▶ _EXERCISE OBJECTIVE_
Take from the data every line in which the word "MCTC" is found.

▶ _DATA PROVIDED_
- - -
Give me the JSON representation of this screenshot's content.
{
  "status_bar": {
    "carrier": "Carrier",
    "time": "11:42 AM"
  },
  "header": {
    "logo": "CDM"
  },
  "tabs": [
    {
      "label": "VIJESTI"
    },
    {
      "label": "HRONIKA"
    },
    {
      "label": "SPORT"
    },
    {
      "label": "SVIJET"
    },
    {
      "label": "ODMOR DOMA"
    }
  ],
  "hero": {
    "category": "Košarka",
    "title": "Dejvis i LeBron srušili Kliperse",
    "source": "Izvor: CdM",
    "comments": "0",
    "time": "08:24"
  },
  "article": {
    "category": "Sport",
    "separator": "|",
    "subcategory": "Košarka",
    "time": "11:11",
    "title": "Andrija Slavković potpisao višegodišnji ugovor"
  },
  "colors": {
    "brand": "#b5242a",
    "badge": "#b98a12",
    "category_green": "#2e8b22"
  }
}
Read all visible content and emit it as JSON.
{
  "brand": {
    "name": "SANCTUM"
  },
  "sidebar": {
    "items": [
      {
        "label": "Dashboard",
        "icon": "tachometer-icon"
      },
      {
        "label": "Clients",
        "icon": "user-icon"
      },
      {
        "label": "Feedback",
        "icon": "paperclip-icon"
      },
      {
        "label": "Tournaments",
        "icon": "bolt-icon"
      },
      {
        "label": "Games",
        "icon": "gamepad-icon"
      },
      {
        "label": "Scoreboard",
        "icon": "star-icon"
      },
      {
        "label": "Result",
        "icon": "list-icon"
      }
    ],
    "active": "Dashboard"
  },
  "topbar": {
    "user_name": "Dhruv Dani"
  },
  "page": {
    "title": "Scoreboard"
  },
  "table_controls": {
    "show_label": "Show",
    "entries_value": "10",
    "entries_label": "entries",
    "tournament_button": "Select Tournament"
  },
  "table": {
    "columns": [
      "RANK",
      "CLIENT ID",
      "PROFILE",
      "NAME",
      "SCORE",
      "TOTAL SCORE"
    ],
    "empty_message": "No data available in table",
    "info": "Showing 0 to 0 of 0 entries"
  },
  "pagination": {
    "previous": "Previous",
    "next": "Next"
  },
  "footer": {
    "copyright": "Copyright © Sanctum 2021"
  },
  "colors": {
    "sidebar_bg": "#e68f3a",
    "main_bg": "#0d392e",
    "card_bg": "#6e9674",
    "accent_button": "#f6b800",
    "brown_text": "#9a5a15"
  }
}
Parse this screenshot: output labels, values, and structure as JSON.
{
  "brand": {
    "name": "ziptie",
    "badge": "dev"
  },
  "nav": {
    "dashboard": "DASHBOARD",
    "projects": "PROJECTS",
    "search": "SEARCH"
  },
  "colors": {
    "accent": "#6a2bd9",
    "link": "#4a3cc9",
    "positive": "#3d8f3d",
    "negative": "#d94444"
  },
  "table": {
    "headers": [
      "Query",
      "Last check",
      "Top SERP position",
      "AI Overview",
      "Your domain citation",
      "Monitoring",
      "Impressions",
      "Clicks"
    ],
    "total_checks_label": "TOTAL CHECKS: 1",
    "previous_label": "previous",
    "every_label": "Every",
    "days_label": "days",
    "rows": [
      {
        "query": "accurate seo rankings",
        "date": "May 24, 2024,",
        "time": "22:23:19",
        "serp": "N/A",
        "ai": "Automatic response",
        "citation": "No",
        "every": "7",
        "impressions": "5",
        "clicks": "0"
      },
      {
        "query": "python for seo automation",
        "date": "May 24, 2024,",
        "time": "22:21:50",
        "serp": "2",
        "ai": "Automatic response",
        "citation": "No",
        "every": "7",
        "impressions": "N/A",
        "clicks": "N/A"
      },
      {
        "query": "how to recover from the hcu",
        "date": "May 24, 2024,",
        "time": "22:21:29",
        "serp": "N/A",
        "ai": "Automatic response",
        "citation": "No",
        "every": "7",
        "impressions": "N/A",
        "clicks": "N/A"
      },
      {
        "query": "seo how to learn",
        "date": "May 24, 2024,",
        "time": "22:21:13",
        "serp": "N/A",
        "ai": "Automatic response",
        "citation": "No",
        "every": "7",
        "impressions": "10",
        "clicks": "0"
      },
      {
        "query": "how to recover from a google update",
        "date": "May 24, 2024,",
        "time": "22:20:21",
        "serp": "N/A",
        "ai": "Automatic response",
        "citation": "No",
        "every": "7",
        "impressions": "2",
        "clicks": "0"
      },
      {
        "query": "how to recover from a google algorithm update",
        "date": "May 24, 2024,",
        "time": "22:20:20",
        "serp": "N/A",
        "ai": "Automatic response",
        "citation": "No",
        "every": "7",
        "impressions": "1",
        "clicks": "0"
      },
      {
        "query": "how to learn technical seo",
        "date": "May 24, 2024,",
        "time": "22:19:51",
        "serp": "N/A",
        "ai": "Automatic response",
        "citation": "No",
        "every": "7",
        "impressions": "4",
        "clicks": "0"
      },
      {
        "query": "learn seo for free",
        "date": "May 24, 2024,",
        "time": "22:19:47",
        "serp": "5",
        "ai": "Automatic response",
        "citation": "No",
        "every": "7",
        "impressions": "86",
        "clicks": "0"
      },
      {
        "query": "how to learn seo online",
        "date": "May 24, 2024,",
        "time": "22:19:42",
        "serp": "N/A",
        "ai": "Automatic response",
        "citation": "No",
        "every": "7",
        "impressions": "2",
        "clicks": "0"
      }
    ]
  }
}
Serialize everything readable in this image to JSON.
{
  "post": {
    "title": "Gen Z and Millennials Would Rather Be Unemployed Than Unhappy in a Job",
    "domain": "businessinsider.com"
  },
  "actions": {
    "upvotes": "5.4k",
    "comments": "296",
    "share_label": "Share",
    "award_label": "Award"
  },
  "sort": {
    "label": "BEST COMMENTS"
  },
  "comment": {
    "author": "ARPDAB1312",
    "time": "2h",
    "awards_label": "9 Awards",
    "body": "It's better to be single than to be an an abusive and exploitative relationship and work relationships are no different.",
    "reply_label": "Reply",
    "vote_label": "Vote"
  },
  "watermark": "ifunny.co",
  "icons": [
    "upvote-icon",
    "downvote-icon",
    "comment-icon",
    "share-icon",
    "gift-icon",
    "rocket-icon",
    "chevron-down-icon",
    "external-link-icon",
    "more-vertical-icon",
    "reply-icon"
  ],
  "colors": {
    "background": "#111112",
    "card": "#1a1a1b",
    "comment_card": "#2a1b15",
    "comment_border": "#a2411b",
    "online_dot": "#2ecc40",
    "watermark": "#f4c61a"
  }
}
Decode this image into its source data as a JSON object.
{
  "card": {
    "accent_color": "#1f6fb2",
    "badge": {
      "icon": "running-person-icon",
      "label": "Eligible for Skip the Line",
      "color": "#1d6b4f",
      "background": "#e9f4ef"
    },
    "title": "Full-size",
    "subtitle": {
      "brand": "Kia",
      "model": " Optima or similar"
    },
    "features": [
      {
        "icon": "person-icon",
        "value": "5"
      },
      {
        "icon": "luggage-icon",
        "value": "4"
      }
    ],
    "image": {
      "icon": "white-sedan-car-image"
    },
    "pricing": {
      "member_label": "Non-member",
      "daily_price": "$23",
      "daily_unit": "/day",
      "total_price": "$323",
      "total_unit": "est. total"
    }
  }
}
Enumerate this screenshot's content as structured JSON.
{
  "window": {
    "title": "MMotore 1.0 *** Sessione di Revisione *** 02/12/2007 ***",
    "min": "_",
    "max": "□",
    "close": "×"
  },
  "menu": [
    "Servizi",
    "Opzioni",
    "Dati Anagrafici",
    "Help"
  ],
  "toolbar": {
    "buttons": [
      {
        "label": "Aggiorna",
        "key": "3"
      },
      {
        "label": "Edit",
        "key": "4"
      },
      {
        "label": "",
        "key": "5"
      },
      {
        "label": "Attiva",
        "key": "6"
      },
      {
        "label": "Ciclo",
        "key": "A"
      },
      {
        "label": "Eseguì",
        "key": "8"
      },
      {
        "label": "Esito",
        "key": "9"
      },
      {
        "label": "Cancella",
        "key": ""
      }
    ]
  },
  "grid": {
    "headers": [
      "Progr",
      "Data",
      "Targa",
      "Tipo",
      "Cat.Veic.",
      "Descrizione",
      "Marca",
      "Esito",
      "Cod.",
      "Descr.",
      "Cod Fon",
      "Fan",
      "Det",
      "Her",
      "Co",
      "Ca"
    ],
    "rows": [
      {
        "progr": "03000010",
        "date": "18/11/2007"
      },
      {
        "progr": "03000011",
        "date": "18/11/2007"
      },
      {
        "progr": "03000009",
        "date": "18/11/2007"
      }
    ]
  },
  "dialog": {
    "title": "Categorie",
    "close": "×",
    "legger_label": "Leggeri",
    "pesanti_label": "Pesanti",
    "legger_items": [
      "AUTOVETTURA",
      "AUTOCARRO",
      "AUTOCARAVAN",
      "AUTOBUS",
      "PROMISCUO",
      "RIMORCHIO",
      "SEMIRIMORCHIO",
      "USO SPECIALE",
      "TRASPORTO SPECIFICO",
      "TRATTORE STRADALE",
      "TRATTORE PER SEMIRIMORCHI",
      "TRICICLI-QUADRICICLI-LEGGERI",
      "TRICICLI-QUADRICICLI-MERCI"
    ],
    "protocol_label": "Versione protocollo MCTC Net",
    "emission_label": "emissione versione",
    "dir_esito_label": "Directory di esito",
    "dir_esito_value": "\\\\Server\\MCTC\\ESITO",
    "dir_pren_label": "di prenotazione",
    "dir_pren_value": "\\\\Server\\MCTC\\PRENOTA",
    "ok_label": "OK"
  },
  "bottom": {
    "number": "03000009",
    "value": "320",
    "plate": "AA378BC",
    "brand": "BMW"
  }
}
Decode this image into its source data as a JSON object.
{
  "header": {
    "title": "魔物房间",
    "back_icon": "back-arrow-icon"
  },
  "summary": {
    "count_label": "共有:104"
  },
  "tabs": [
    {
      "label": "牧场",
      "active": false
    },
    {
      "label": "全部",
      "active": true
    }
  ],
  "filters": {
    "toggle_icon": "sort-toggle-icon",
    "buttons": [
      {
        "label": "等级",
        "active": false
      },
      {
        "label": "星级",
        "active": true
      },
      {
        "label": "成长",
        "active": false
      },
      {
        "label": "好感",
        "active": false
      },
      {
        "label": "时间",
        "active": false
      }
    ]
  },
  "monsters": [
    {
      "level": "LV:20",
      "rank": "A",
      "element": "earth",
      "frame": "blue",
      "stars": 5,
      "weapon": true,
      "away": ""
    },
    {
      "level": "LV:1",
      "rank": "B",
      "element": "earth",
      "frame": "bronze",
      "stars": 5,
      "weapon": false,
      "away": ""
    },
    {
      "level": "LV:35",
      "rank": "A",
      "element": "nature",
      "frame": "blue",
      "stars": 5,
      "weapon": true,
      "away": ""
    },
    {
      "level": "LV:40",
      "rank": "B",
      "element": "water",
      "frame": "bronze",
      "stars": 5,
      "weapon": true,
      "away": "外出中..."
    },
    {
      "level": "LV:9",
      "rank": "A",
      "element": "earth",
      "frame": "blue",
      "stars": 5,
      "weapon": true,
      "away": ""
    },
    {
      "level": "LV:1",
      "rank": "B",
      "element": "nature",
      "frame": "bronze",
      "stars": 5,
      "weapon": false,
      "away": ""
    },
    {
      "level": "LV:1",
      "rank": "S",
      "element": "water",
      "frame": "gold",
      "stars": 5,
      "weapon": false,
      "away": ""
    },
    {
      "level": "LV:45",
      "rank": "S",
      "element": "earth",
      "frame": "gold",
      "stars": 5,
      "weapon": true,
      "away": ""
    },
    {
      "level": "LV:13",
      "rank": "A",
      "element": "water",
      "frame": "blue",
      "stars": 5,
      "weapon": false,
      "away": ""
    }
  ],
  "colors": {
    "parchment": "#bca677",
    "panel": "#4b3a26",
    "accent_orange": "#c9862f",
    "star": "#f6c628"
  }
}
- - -
▶ _SOLUTION_
    "protocol_label": "Versione protocollo MCTC Net",
    "dir_esito_value": "\\\\Server\\MCTC\\ESITO",
    "dir_pren_value": "\\\\Server\\MCTC\\PRENOTA",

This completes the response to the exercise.